Date of Award
Doctor of Philosophy
Dr. Joshua Naranjo
Dr. Magdalena Niewiadomska-Bugaj
Dr. Clifton E. Ealy
Dr. Jeff Terpstra
Population stability is an important concept in model management. It is crucial to monitor whether the current population has changed from the population used during development of a model. For example, has the distribution of credit scores changed, and is the existing credit score model still valid? Population change may occur for many reasons–change in the economic environment, strategic change in the business, policy changes within the company, or changes in regulatory environment.
The population stability index (PSI) is a statistic that measures how much a variable has shifted over time, and is used to monitor applicability of a statistical model to the current population. In banking for example, a high PSI may result in an internal investigation of the reasons behind the change, or an audit by the Federal Reserve Bank. Since banks are heavily regulated by FRB, an unsuitable use of a model means additional risk.
There are not many studies about the statistical properties of PSI. Existing rules of thumb are: PSI < 0.10 means "little shift", .100.25 means "significant shift, action required". However, these benchmarks are being used without reference to Type I or Type II error rates.
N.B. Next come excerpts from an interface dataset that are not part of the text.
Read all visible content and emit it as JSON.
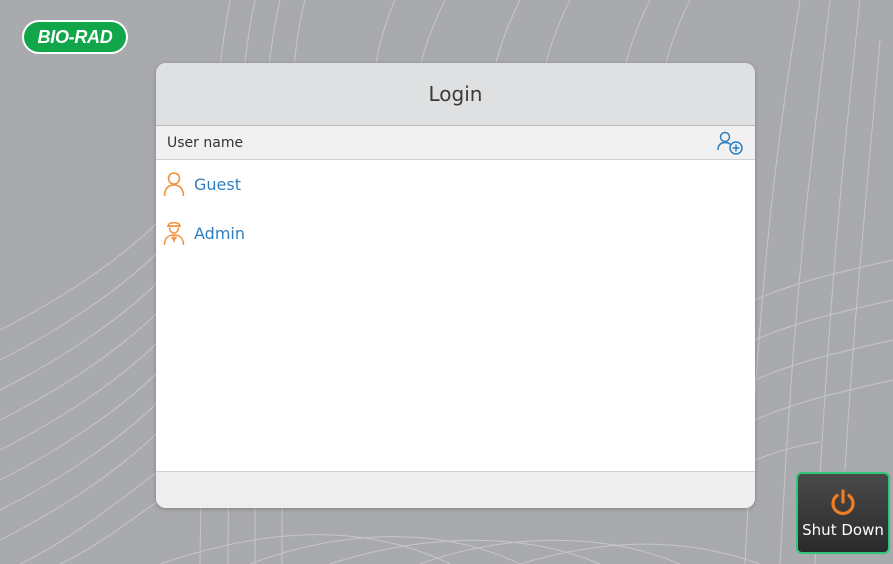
{
  "brand": {
    "logo_text": "BIO-RAD",
    "color": "#11a64a"
  },
  "login": {
    "title": "Login",
    "column_header": "User name",
    "add_user_icon": "add-user-icon",
    "users": [
      {
        "name": "Guest",
        "icon": "user-icon"
      },
      {
        "name": "Admin",
        "icon": "admin-user-icon"
      }
    ]
  },
  "shutdown": {
    "label": "Shut Down",
    "icon": "power-icon"
  },
  "colors": {
    "user_text": "#2f7fc0",
    "user_icon": "#f0923a",
    "add_user_icon": "#2f7fc0",
    "power_icon": "#f07d22",
    "shutdown_border": "#2fc57a"
  }
}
This thesis will try to fill the gap by providing statistical properties of PSI and some recommendations for the rules of thumb.
Yurdakul, Bilal, "Statistical Properties of Population Stability Index" (2018). Dissertations. 3208.